Could you restate all of the records exactly, leaving out the pictures?
-- PROVIDED MATERIAL follows --
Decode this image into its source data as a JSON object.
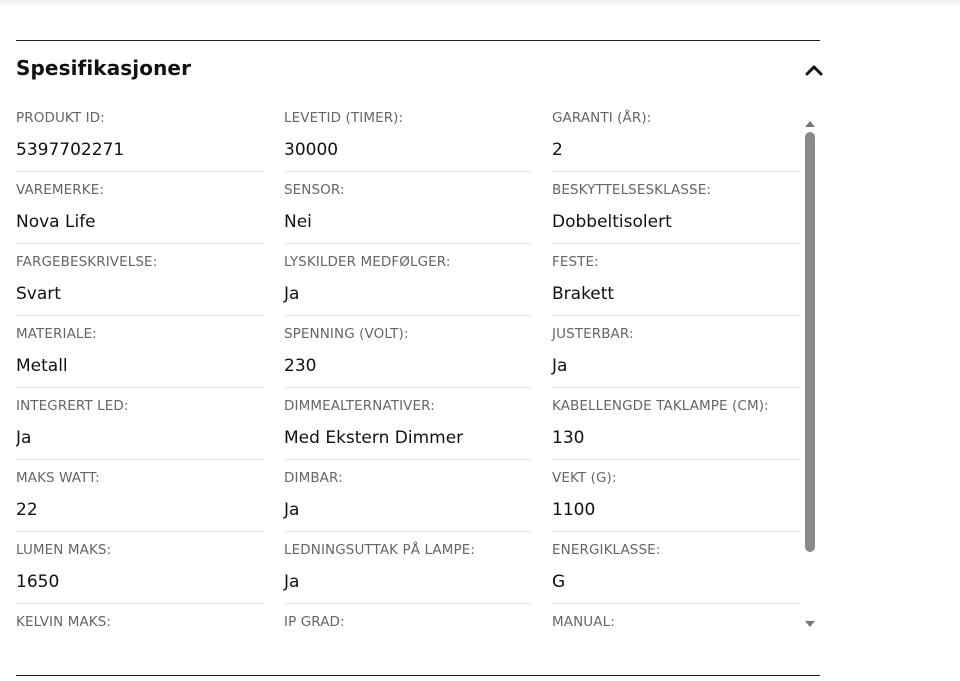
{
  "section": {
    "title": "Spesifikasjoner",
    "collapse_icon": "chevron-up-icon"
  },
  "specs": [
    {
      "label": "PRODUKT ID:",
      "value": "5397702271"
    },
    {
      "label": "LEVETID (TIMER):",
      "value": "30000"
    },
    {
      "label": "GARANTI (ÅR):",
      "value": "2"
    },
    {
      "label": "VAREMERKE:",
      "value": "Nova Life"
    },
    {
      "label": "SENSOR:",
      "value": "Nei"
    },
    {
      "label": "BESKYTTELSESKLASSE:",
      "value": "Dobbeltisolert"
    },
    {
      "label": "FARGEBESKRIVELSE:",
      "value": "Svart"
    },
    {
      "label": "LYSKILDER MEDFØLGER:",
      "value": "Ja"
    },
    {
      "label": "FESTE:",
      "value": "Brakett"
    },
    {
      "label": "MATERIALE:",
      "value": "Metall"
    },
    {
      "label": "SPENNING (VOLT):",
      "value": "230"
    },
    {
      "label": "JUSTERBAR:",
      "value": "Ja"
    },
    {
      "label": "INTEGRERT LED:",
      "value": "Ja"
    },
    {
      "label": "DIMMEALTERNATIVER:",
      "value": "Med Ekstern Dimmer"
    },
    {
      "label": "KABELLENGDE TAKLAMPE (CM):",
      "value": "130"
    },
    {
      "label": "MAKS WATT:",
      "value": "22"
    },
    {
      "label": "DIMBAR:",
      "value": "Ja"
    },
    {
      "label": "VEKT (G):",
      "value": "1100"
    },
    {
      "label": "LUMEN MAKS:",
      "value": "1650"
    },
    {
      "label": "LEDNINGSUTTAK PÅ LAMPE:",
      "value": "Ja"
    },
    {
      "label": "ENERGIKLASSE:",
      "value": "G"
    },
    {
      "label": "KELVIN MAKS:",
      "value": ""
    },
    {
      "label": "IP GRAD:",
      "value": ""
    },
    {
      "label": "MANUAL:",
      "value": ""
    }
  ],
  "colors": {
    "text": "#111111",
    "label": "#666666",
    "divider": "#e6e6e6",
    "scroll_thumb": "#8a8a8a"
  }
}
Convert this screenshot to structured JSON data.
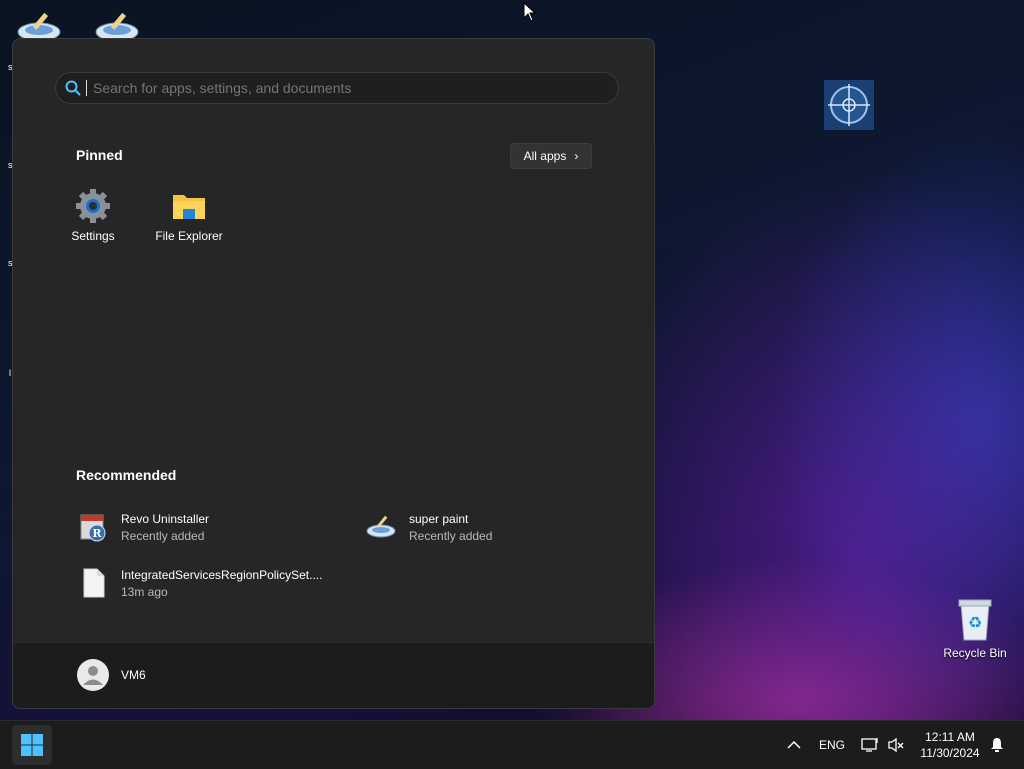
{
  "desktop": {
    "icons": [
      {
        "name": "paint-app-shortcut-1"
      },
      {
        "name": "paint-app-shortcut-2"
      }
    ],
    "recycle_bin_label": "Recycle Bin",
    "left_edge_marks": [
      "s",
      "s",
      "s",
      "l"
    ]
  },
  "start_menu": {
    "search_placeholder": "Search for apps, settings, and documents",
    "pinned_title": "Pinned",
    "all_apps_label": "All apps",
    "pinned": [
      {
        "label": "Settings",
        "icon": "settings-gear-icon"
      },
      {
        "label": "File Explorer",
        "icon": "folder-icon"
      }
    ],
    "recommended_title": "Recommended",
    "recommended": [
      {
        "name": "Revo Uninstaller",
        "sub": "Recently added",
        "icon": "revo-uninstaller-icon"
      },
      {
        "name": "super paint",
        "sub": "Recently added",
        "icon": "paint-icon"
      },
      {
        "name": "IntegratedServicesRegionPolicySet....",
        "sub": "13m ago",
        "icon": "file-icon"
      }
    ],
    "user_name": "VM6"
  },
  "taskbar": {
    "language": "ENG",
    "time": "12:11 AM",
    "date": "11/30/2024"
  },
  "colors": {
    "menu_bg": "#262626",
    "footer_bg": "#1c1c1c",
    "taskbar_bg": "#1c1c1c",
    "accent": "#0078d4"
  }
}
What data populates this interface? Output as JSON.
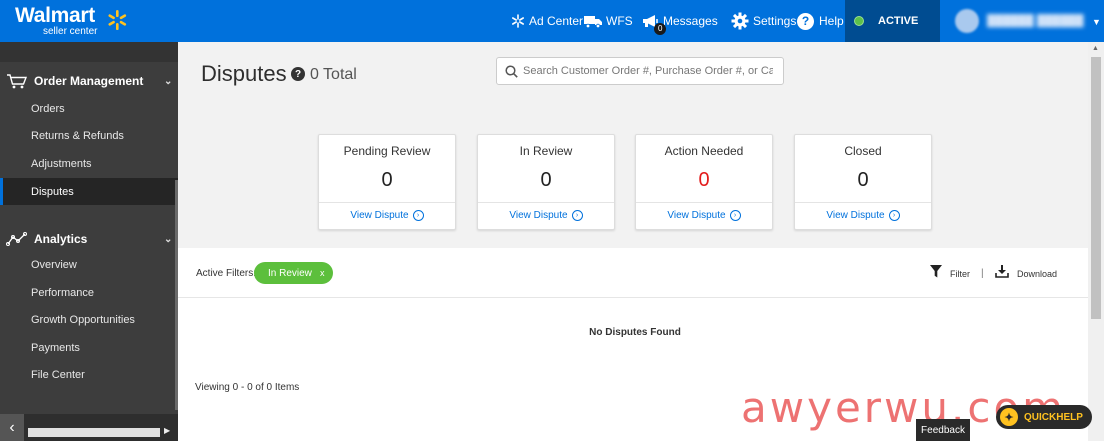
{
  "brand": {
    "name": "Walmart",
    "subtitle": "seller center"
  },
  "topnav": {
    "items": [
      {
        "label": "Ad Center",
        "icon": "ad-center-spark-icon"
      },
      {
        "label": "WFS",
        "icon": "truck-icon"
      },
      {
        "label": "Messages",
        "icon": "megaphone-icon",
        "badge": "0"
      },
      {
        "label": "Settings",
        "icon": "gear-icon"
      },
      {
        "label": "Help",
        "icon": "question-circle-icon"
      }
    ],
    "status": "ACTIVE",
    "status_color": "#5cc04b",
    "accent": "#0071dc"
  },
  "sidebar": {
    "sections": [
      {
        "label": "Order Management",
        "icon": "cart-icon",
        "items": [
          "Orders",
          "Returns & Refunds",
          "Adjustments",
          "Disputes"
        ],
        "active_item": "Disputes"
      },
      {
        "label": "Analytics",
        "icon": "line-chart-icon",
        "items": [
          "Overview",
          "Performance",
          "Growth Opportunities",
          "Payments",
          "File Center"
        ]
      }
    ]
  },
  "page": {
    "title": "Disputes",
    "total": "0 Total",
    "search_placeholder": "Search Customer Order #, Purchase Order #, or Case"
  },
  "cards": [
    {
      "title": "Pending Review",
      "count": "0",
      "link": "View Dispute"
    },
    {
      "title": "In Review",
      "count": "0",
      "link": "View Dispute"
    },
    {
      "title": "Action Needed",
      "count": "0",
      "link": "View Dispute",
      "count_color": "#e31c1c"
    },
    {
      "title": "Closed",
      "count": "0",
      "link": "View Dispute"
    }
  ],
  "filters": {
    "label": "Active Filters:",
    "chip_label": "In Review",
    "chip_remove": "x",
    "filter_label": "Filter",
    "separator": "|",
    "download_label": "Download"
  },
  "results": {
    "empty_message": "No Disputes Found",
    "viewing": "Viewing 0 - 0 of 0 Items"
  },
  "footer": {
    "feedback": "Feedback",
    "quickhelp": "QUICKHELP"
  },
  "watermark": "awyerwu.com"
}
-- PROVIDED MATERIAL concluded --
= TASK OUTPUT =
Decode this image into its source data as a JSON object.
{
  "section": {
    "title": "Spesifikasjoner",
    "collapse_icon": "chevron-up-icon"
  },
  "specs": [
    {
      "label": "PRODUKT ID:",
      "value": "5397702271"
    },
    {
      "label": "LEVETID (TIMER):",
      "value": "30000"
    },
    {
      "label": "GARANTI (ÅR):",
      "value": "2"
    },
    {
      "label": "VAREMERKE:",
      "value": "Nova Life"
    },
    {
      "label": "SENSOR:",
      "value": "Nei"
    },
    {
      "label": "BESKYTTELSESKLASSE:",
      "value": "Dobbeltisolert"
    },
    {
      "label": "FARGEBESKRIVELSE:",
      "value": "Svart"
    },
    {
      "label": "LYSKILDER MEDFØLGER:",
      "value": "Ja"
    },
    {
      "label": "FESTE:",
      "value": "Brakett"
    },
    {
      "label": "MATERIALE:",
      "value": "Metall"
    },
    {
      "label": "SPENNING (VOLT):",
      "value": "230"
    },
    {
      "label": "JUSTERBAR:",
      "value": "Ja"
    },
    {
      "label": "INTEGRERT LED:",
      "value": "Ja"
    },
    {
      "label": "DIMMEALTERNATIVER:",
      "value": "Med Ekstern Dimmer"
    },
    {
      "label": "KABELLENGDE TAKLAMPE (CM):",
      "value": "130"
    },
    {
      "label": "MAKS WATT:",
      "value": "22"
    },
    {
      "label": "DIMBAR:",
      "value": "Ja"
    },
    {
      "label": "VEKT (G):",
      "value": "1100"
    },
    {
      "label": "LUMEN MAKS:",
      "value": "1650"
    },
    {
      "label": "LEDNINGSUTTAK PÅ LAMPE:",
      "value": "Ja"
    },
    {
      "label": "ENERGIKLASSE:",
      "value": "G"
    },
    {
      "label": "KELVIN MAKS:",
      "value": ""
    },
    {
      "label": "IP GRAD:",
      "value": ""
    },
    {
      "label": "MANUAL:",
      "value": ""
    }
  ],
  "colors": {
    "text": "#111111",
    "label": "#666666",
    "divider": "#e6e6e6",
    "scroll_thumb": "#8a8a8a"
  }
}
Convert this screenshot to structured JSON data.
{
  "desktop": {
    "icons": [
      {
        "name": "paint-app-shortcut-1"
      },
      {
        "name": "paint-app-shortcut-2"
      }
    ],
    "recycle_bin_label": "Recycle Bin",
    "left_edge_marks": [
      "s",
      "s",
      "s",
      "l"
    ]
  },
  "start_menu": {
    "search_placeholder": "Search for apps, settings, and documents",
    "pinned_title": "Pinned",
    "all_apps_label": "All apps",
    "pinned": [
      {
        "label": "Settings",
        "icon": "settings-gear-icon"
      },
      {
        "label": "File Explorer",
        "icon": "folder-icon"
      }
    ],
    "recommended_title": "Recommended",
    "recommended": [
      {
        "name": "Revo Uninstaller",
        "sub": "Recently added",
        "icon": "revo-uninstaller-icon"
      },
      {
        "name": "super paint",
        "sub": "Recently added",
        "icon": "paint-icon"
      },
      {
        "name": "IntegratedServicesRegionPolicySet....",
        "sub": "13m ago",
        "icon": "file-icon"
      }
    ],
    "user_name": "VM6"
  },
  "taskbar": {
    "language": "ENG",
    "time": "12:11 AM",
    "date": "11/30/2024"
  },
  "colors": {
    "menu_bg": "#262626",
    "footer_bg": "#1c1c1c",
    "taskbar_bg": "#1c1c1c",
    "accent": "#0078d4"
  }
}
What data populates this interface? Output as JSON.
{
  "brand": {
    "name": "Walmart",
    "subtitle": "seller center"
  },
  "topnav": {
    "items": [
      {
        "label": "Ad Center",
        "icon": "ad-center-spark-icon"
      },
      {
        "label": "WFS",
        "icon": "truck-icon"
      },
      {
        "label": "Messages",
        "icon": "megaphone-icon",
        "badge": "0"
      },
      {
        "label": "Settings",
        "icon": "gear-icon"
      },
      {
        "label": "Help",
        "icon": "question-circle-icon"
      }
    ],
    "status": "ACTIVE",
    "status_color": "#5cc04b",
    "accent": "#0071dc"
  },
  "sidebar": {
    "sections": [
      {
        "label": "Order Management",
        "icon": "cart-icon",
        "items": [
          "Orders",
          "Returns & Refunds",
          "Adjustments",
          "Disputes"
        ],
        "active_item": "Disputes"
      },
      {
        "label": "Analytics",
        "icon": "line-chart-icon",
        "items": [
          "Overview",
          "Performance",
          "Growth Opportunities",
          "Payments",
          "File Center"
        ]
      }
    ]
  },
  "page": {
    "title": "Disputes",
    "total": "0 Total",
    "search_placeholder": "Search Customer Order #, Purchase Order #, or Case"
  },
  "cards": [
    {
      "title": "Pending Review",
      "count": "0",
      "link": "View Dispute"
    },
    {
      "title": "In Review",
      "count": "0",
      "link": "View Dispute"
    },
    {
      "title": "Action Needed",
      "count": "0",
      "link": "View Dispute",
      "count_color": "#e31c1c"
    },
    {
      "title": "Closed",
      "count": "0",
      "link": "View Dispute"
    }
  ],
  "filters": {
    "label": "Active Filters:",
    "chip_label": "In Review",
    "chip_remove": "x",
    "filter_label": "Filter",
    "separator": "|",
    "download_label": "Download"
  },
  "results": {
    "empty_message": "No Disputes Found",
    "viewing": "Viewing 0 - 0 of 0 Items"
  },
  "footer": {
    "feedback": "Feedback",
    "quickhelp": "QUICKHELP"
  },
  "watermark": "awyerwu.com"
}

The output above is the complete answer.